→ **TASK TO COMPLETE**
Search the entries below for "label", and copy each line where it appears.
────────────────
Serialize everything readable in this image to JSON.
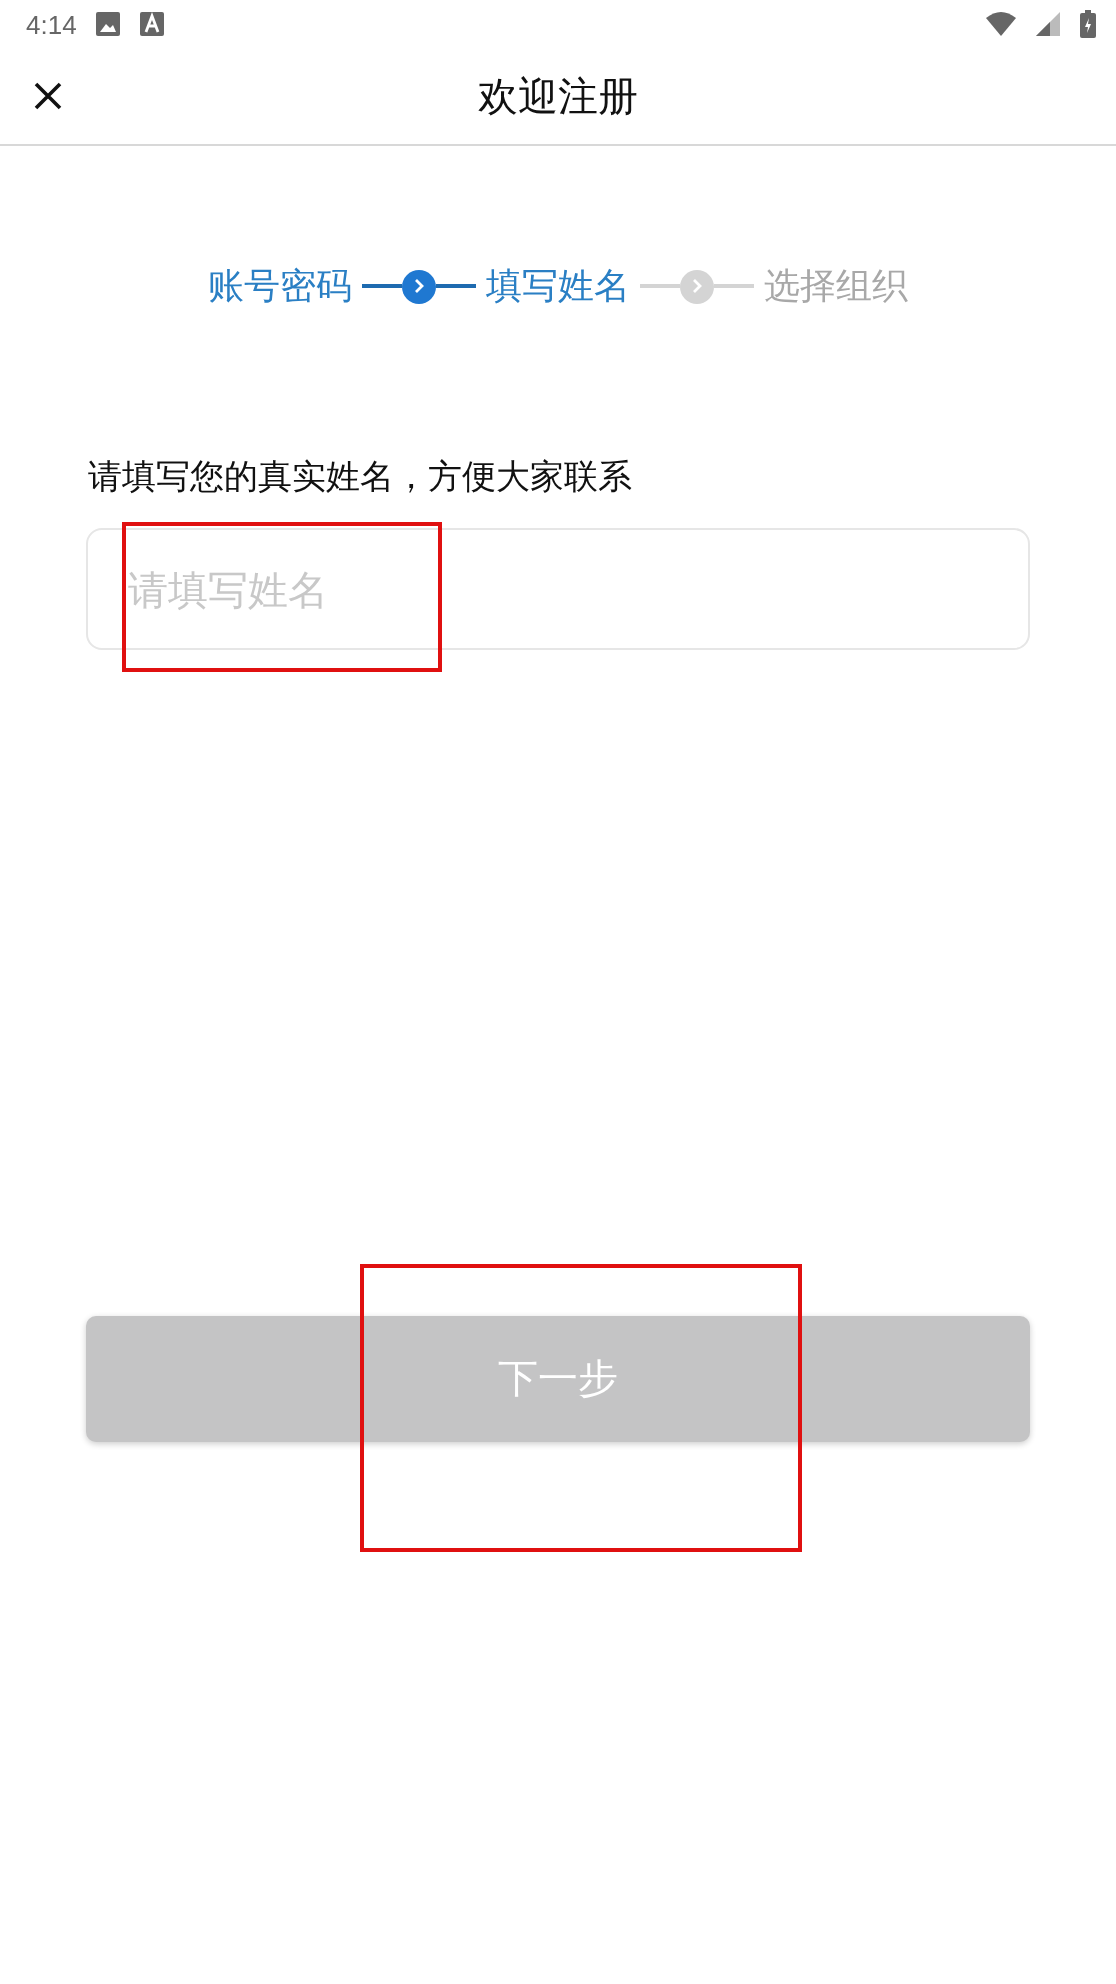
{
  "status_bar": {
    "time": "4:14"
  },
  "header": {
    "title": "欢迎注册"
  },
  "steps": [
    {
      "label": "账号密码",
      "active": true
    },
    {
      "label": "填写姓名",
      "active": true
    },
    {
      "label": "选择组织",
      "active": false
    }
  ],
  "prompt": "请填写您的真实姓名，方便大家联系",
  "name_field": {
    "placeholder": "请填写姓名",
    "highlighted": true
  },
  "next_button": {
    "label": "下一步",
    "disabled": true,
    "highlighted": true
  }
}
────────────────
→ **ANSWER TO THIS PROBLEM**
      "label": "账号密码",
      "label": "填写姓名",
      "label": "选择组织",
    "label": "下一步",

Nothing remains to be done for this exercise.